**WHAT THE TASK ASKS:**
Check every line of the following material for the word "Core", then say how many have it, with no other words.

<<<<

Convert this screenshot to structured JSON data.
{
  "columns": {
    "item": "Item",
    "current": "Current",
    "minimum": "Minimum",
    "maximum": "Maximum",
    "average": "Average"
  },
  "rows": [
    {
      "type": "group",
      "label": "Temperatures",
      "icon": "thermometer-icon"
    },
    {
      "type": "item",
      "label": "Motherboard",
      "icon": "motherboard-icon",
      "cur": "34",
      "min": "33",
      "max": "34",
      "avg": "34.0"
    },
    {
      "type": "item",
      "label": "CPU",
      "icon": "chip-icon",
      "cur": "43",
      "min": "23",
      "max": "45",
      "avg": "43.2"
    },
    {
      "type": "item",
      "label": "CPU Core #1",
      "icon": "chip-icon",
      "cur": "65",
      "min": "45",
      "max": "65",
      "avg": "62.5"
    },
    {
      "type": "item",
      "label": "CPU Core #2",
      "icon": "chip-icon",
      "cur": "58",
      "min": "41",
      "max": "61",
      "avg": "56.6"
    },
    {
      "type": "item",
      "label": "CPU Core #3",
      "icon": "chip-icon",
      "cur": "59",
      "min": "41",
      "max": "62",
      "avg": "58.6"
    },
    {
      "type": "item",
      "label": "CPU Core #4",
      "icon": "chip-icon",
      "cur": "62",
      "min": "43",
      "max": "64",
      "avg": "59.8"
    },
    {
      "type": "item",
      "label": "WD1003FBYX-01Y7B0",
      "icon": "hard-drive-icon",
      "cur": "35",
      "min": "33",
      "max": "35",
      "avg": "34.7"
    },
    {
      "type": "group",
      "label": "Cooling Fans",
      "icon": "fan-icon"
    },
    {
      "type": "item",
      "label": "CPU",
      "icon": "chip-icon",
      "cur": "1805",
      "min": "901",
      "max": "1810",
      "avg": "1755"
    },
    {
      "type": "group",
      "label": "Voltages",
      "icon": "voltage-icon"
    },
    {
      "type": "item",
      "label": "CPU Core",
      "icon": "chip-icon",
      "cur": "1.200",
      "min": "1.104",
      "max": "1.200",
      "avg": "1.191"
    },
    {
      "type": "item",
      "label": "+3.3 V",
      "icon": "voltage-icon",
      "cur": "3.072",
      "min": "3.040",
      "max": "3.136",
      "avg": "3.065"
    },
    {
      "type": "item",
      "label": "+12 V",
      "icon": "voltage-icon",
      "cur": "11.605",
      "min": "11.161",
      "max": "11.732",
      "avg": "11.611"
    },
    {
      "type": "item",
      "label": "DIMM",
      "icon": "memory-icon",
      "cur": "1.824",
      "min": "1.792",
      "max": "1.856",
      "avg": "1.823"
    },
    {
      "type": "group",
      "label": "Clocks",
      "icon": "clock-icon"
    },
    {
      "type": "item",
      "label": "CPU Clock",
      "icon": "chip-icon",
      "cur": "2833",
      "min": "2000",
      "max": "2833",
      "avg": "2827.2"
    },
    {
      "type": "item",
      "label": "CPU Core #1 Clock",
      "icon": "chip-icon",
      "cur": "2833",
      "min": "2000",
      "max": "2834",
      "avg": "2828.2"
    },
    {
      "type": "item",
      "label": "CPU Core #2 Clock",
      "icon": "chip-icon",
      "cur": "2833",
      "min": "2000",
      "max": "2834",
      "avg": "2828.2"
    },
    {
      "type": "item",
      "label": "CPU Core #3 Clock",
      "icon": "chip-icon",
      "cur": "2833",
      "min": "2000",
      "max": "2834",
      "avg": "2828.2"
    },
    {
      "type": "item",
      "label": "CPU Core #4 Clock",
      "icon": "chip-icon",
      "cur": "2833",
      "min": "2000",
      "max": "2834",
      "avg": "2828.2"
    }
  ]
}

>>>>

**RESPONSE FOR THIS EXERCISE:**
9